-- Directions --
All lines in the entries below that hold "title" make up the answer.

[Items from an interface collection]
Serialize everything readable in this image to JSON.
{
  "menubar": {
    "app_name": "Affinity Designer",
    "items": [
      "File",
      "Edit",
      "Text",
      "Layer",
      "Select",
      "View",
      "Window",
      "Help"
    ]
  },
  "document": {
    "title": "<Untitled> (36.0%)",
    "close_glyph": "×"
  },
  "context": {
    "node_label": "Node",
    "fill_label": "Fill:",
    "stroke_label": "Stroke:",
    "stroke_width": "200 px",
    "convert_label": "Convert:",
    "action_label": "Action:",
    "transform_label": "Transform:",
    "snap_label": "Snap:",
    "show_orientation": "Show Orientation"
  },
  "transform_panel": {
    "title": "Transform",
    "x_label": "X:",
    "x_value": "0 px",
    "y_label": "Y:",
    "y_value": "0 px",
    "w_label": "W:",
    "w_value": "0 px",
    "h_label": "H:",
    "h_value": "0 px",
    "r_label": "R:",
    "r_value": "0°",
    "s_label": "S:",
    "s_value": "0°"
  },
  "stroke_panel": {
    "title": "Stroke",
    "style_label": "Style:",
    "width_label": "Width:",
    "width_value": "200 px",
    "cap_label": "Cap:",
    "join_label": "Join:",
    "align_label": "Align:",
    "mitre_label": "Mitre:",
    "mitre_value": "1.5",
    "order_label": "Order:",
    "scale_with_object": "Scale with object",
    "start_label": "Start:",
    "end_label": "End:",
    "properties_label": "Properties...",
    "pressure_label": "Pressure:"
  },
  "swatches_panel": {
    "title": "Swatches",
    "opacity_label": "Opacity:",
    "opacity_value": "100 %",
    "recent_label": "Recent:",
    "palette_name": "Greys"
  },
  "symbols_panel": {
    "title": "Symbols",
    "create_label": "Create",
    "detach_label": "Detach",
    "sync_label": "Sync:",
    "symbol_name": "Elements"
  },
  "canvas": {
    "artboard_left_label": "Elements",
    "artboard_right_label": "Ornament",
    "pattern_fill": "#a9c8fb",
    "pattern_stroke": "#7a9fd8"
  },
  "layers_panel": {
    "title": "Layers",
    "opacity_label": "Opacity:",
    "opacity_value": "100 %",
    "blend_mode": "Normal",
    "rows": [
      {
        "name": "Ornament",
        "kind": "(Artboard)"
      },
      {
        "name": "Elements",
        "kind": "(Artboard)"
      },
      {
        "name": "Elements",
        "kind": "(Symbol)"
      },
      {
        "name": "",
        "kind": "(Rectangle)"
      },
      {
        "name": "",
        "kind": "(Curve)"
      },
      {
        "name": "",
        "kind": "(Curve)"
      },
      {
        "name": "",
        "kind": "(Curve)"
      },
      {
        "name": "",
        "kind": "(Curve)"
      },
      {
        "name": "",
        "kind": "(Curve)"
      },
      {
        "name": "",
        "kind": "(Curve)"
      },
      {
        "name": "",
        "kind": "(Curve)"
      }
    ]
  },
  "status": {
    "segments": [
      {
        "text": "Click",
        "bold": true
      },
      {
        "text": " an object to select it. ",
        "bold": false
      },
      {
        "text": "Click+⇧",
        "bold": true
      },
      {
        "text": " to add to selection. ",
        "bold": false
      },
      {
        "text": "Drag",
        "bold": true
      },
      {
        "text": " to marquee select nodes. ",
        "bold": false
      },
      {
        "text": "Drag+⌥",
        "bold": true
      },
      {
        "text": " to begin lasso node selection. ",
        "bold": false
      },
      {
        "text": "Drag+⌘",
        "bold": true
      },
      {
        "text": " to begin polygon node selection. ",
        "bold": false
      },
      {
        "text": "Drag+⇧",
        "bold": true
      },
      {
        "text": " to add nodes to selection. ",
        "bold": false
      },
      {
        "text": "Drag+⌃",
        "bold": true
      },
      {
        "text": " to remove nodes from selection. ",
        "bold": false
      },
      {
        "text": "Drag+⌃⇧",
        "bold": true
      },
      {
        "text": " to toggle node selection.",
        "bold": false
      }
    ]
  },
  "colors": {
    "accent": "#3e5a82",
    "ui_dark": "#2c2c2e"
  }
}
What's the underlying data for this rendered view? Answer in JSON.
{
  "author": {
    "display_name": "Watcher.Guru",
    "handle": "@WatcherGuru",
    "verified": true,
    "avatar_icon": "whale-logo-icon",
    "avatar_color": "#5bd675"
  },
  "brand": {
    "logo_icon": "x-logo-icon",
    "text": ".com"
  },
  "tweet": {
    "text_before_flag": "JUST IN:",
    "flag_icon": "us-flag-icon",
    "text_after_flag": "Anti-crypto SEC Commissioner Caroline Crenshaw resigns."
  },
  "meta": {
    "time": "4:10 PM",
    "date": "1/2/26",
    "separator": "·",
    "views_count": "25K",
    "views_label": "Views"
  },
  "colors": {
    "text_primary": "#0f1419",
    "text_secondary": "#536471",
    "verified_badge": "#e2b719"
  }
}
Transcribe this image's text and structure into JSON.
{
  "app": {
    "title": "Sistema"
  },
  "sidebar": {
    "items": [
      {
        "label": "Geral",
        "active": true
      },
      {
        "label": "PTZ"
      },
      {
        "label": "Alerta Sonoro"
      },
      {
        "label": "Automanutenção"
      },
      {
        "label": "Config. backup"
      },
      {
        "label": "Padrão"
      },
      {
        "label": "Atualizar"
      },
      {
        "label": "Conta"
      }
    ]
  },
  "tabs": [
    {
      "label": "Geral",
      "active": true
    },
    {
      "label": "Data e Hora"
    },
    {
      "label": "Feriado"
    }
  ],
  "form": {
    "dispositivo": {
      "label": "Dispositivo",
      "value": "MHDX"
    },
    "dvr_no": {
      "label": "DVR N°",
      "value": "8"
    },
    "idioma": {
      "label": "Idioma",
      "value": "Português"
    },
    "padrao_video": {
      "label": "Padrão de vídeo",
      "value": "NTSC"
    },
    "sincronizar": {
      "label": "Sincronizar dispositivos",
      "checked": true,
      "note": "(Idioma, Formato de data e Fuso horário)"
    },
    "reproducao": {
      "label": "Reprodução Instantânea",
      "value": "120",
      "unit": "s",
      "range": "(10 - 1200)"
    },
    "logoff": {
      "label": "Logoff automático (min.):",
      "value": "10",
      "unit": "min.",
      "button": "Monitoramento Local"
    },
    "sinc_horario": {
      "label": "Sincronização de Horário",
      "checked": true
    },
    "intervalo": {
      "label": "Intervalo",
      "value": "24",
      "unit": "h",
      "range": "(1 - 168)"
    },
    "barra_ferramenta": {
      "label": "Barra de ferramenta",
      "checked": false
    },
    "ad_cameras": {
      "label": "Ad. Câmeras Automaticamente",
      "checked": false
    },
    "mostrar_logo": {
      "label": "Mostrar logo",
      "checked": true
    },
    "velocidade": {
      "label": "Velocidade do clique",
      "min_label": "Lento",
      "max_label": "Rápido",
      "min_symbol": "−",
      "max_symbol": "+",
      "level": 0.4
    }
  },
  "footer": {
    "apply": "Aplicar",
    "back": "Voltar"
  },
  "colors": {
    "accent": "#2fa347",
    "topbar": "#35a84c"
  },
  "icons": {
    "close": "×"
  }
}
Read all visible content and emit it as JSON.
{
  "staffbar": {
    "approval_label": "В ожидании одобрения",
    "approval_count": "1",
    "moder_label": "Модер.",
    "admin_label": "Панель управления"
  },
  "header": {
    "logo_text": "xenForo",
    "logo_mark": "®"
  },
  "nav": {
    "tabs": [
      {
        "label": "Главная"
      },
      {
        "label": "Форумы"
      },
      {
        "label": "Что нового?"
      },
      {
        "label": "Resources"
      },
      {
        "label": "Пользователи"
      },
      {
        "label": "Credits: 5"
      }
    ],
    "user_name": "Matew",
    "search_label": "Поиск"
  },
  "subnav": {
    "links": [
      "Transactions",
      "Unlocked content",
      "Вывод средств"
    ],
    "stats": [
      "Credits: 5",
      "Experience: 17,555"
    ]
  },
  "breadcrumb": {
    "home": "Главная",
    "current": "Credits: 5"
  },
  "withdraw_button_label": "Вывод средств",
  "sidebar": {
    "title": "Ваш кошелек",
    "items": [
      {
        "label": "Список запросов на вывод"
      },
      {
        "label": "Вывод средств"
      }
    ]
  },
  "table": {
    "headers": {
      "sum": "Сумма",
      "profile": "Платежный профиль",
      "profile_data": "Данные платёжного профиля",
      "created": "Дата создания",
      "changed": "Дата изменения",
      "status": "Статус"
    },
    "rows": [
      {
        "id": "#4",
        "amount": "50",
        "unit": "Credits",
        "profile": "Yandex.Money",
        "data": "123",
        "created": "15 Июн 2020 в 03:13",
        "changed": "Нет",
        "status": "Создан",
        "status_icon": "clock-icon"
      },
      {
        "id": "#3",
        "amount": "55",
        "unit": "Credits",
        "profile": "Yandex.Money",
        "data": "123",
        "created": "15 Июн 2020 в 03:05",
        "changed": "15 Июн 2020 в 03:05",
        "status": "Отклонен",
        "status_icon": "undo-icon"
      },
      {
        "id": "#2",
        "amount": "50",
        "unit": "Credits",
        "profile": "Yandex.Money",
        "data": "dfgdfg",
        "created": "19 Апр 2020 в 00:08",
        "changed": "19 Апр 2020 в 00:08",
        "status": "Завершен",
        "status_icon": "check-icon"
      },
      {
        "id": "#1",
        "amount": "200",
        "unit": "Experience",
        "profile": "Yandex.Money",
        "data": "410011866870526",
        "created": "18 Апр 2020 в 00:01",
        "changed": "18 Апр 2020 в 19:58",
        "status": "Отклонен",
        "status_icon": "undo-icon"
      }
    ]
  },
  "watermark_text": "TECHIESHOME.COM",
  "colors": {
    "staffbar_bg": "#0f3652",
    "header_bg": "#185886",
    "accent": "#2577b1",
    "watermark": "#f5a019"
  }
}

-- Response for this exercise --
    "title": "<Untitled> (36.0%)",
    "title": "Transform",
    "title": "Stroke",
    "title": "Swatches",
    "title": "Symbols",
    "title": "Layers",
    "title": "Sistema"
    "title": "Ваш кошелек",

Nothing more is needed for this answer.